Oct. 7, 2000

SLO is supposed to be a beautiful city, but I am long gone before the fog lifts. Today I make San Diego. I can still pick up Hwy 1 and ride it for a while along the coast, and even bypass Los Angeles. This I look forward to, and it helps me get past the crushing fatigue in my body, this being the sixth continuous day of riding. It is a nice ride, and I can see why some of the areas here get the mystique that they do. This road runs right through Malibu, surf center of the universe (at least, they think so). It is everything the tv shows and movies say it is. The most popular car? Porsche Boxster. One or two each and every block. Ripped surfer dudes hanging out by the side of the road, unloading boards for the waves down below. Hillside houses with amazing architecture overlooking a topaz blue ocean. It was cool. I just wish they had more gas stations. It is always funny how one tank feels like it is going to explode at the exact some time another one is about to run empty. I wish the one tank could use the contents of the other.

Well, I take a wrong turn and miss the rest of Hwy 1. I can turn back, but the road I turn on to has a sign that says "San Diego Freeway". I can not resist.
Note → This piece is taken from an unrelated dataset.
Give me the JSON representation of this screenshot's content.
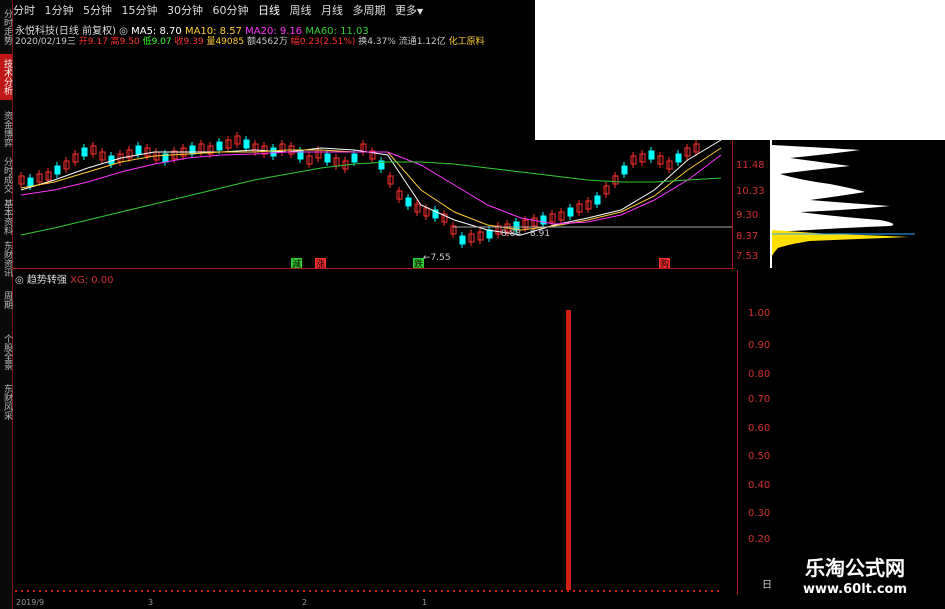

I have not had lunch, everything aches, I just want this to be over. I take the 405 and wind around South Los Angeles, managing traffic with only a few miles of lane splitting, and then it is open road to San Juan Capistrano. I stop there for a King Size Snickers and gas and press on. For about thirty more miles the road is relatively clear, but traffic is fast. Too fast for my comfort, and I find myself feeling like I am being pushed out of the way. North of San Diego the traffic increases but the speed does not decrease. I am not comfortable with this, but I do my best to stay within the flow of traffic. Finally, after five weeks and one day, at 4pm, I pull into the driveway of my friends', The Jessups, and it is over.
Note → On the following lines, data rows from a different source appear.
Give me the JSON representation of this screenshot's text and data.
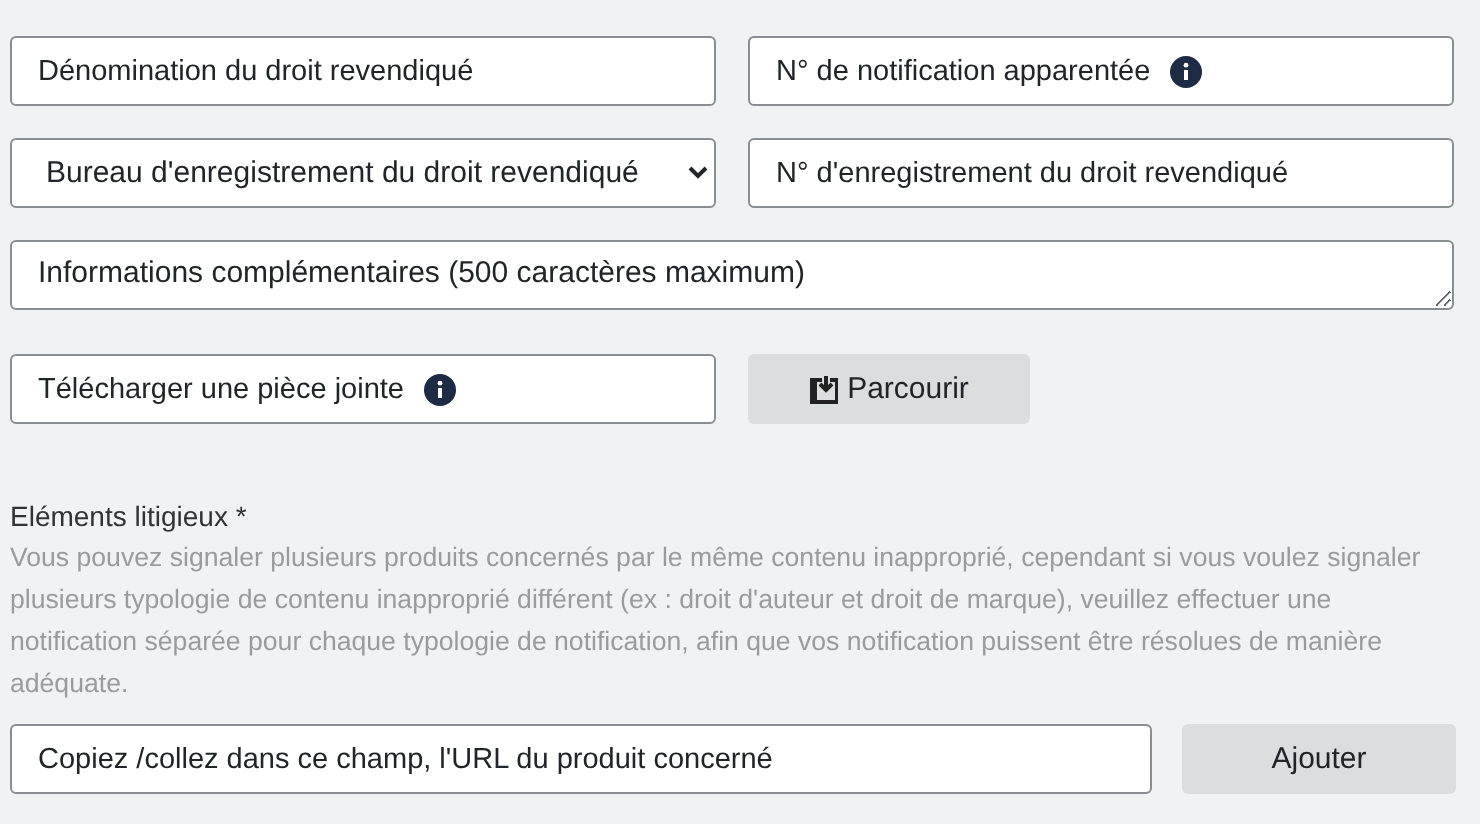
{
  "fields_row_1": [
    {
      "kind": "input",
      "placeholder": "Dénomination du droit revendiqué",
      "info": false
    },
    {
      "kind": "input",
      "placeholder": "N° de notification apparentée",
      "info": true
    }
  ],
  "fields_row_2": [
    {
      "kind": "select",
      "value": "Bureau d'enregistrement du droit revendiqué"
    },
    {
      "kind": "input",
      "placeholder": "N° d'enregistrement du droit revendiqué",
      "info": false
    }
  ],
  "additional_info": {
    "placeholder": "Informations complémentaires (500 caractères maximum)"
  },
  "attachment": {
    "placeholder": "Télécharger une pièce jointe",
    "info": true,
    "button": "Parcourir"
  },
  "disputed_items": {
    "label": "Eléments litigieux *",
    "help": "Vous pouvez signaler plusieurs produits concernés par le même contenu inapproprié, cependant si vous voulez signaler plusieurs typologie de contenu inapproprié différent (ex : droit d'auteur et droit de marque), veuillez effectuer une notification séparée pour chaque typologie de notification, afin que vos notification puissent être résolues de manière adéquate.",
    "url_placeholder": "Copiez /collez dans ce champ, l'URL du produit concerné",
    "button": "Ajouter"
  }
}
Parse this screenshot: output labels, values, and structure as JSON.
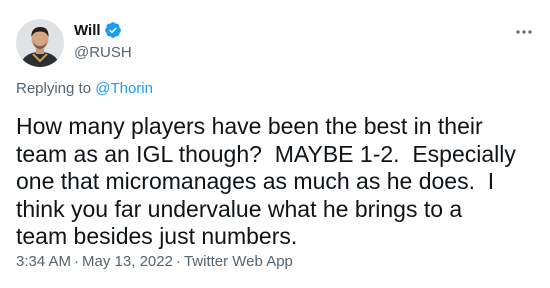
{
  "author": {
    "display_name": "Will",
    "handle": "@RUSH",
    "verified": true
  },
  "reply": {
    "prefix": "Replying to ",
    "mention": "@Thorin"
  },
  "tweet": {
    "text": "How many players have been the best in their team as an IGL though?  MAYBE 1-2.  Especially one that micromanages as much as he does.  I think you far undervalue what he brings to a team besides just numbers.",
    "time": "3:34 AM",
    "separator": "·",
    "date": "May 13, 2022",
    "source": "Twitter Web App"
  },
  "icons": {
    "verified": "verified-badge-icon",
    "more": "more-options-icon"
  },
  "colors": {
    "accent": "#1d9bf0",
    "secondary_text": "#536471",
    "primary_text": "#0f1419"
  }
}
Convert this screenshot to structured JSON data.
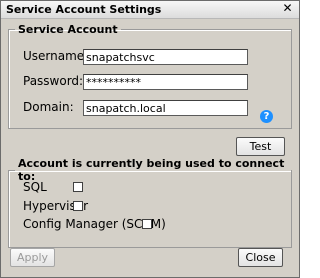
{
  "window": {
    "title": "Service Account Settings"
  },
  "service_account": {
    "legend": "Service Account",
    "username_label": "Username:",
    "username_value": "snapatchsvc",
    "password_label": "Password:",
    "password_value": "**********",
    "domain_label": "Domain:",
    "domain_value": "snapatch.local",
    "help_icon": "?"
  },
  "test_button": "Test",
  "usage": {
    "legend": "Account is currently being used to connect to:",
    "items": [
      {
        "label": "SQL",
        "checked": false
      },
      {
        "label": "Hypervisor",
        "checked": false
      },
      {
        "label": "Config Manager (SCCM)",
        "checked": false
      }
    ]
  },
  "buttons": {
    "apply": "Apply",
    "close": "Close"
  },
  "icons": {
    "close": "close-icon",
    "help": "help-icon"
  }
}
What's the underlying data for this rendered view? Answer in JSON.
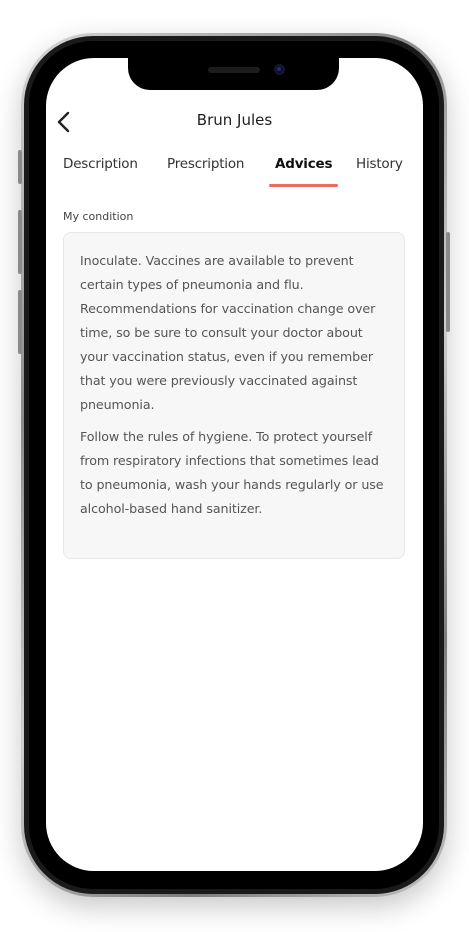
{
  "header": {
    "title": "Brun Jules"
  },
  "tabs": [
    {
      "label": "Description",
      "active": false
    },
    {
      "label": "Prescription",
      "active": false
    },
    {
      "label": "Advices",
      "active": true
    },
    {
      "label": "History",
      "active": false
    }
  ],
  "section": {
    "label": "My condition"
  },
  "advices": [
    "Inoculate. Vaccines are available to prevent certain types of pneumonia and flu. Recommendations for vaccination change over time, so be sure to consult your doctor about your vaccination status, even if you remember that you were previously vaccinated against pneumonia.",
    "Follow the rules of hygiene. To protect yourself from respiratory infections that sometimes lead to pneumonia, wash your hands regularly or use alcohol-based hand sanitizer."
  ],
  "colors": {
    "accent": "#ef6b5a",
    "card_background": "#f7f7f7",
    "text": "#555555"
  },
  "icons": {
    "back": "chevron-left-icon"
  }
}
Or is it? Something in me has changed. I did not find what I was looking for here in San Diego. The traffic is unreal. Everyone goes 80 miles an hour until someone wrecks and then no one goes anywhere for a long time, five lanes each direction competely stopped. The density of people is nothing like I have ever experienced before. The other times I was here it never bothered me, but now it does. Three million people in San Diego County, more than the population of South Carolina. It is always sunny. Every day. No mystery. No need to think of warm days in October as special, because it is always like this. But I find that I don't want this. And you know, I don't have to take this. Yes, I am giving up a high probability of a high paying job in the tehnology sector. Yes, I am giving up perfect days. But I make that choice freely, having seen what is here and what is inside of me and seeing that they don't fit together anymore. Tomorrow, Oct. 14, I head back up I-5 until I get to the Hwy 101 turn off for the Olympic Peninsula of Washington, because I am going back to Victoria, where even as I write this it is cool and rainy, where I have no job waiting for me, no legal way to work a business based in the country, and no way to afford where I want to live during the tourist season, but I am going back. Why? Because I can.
Email me gtkelly domain
Back to the main trip page
Back to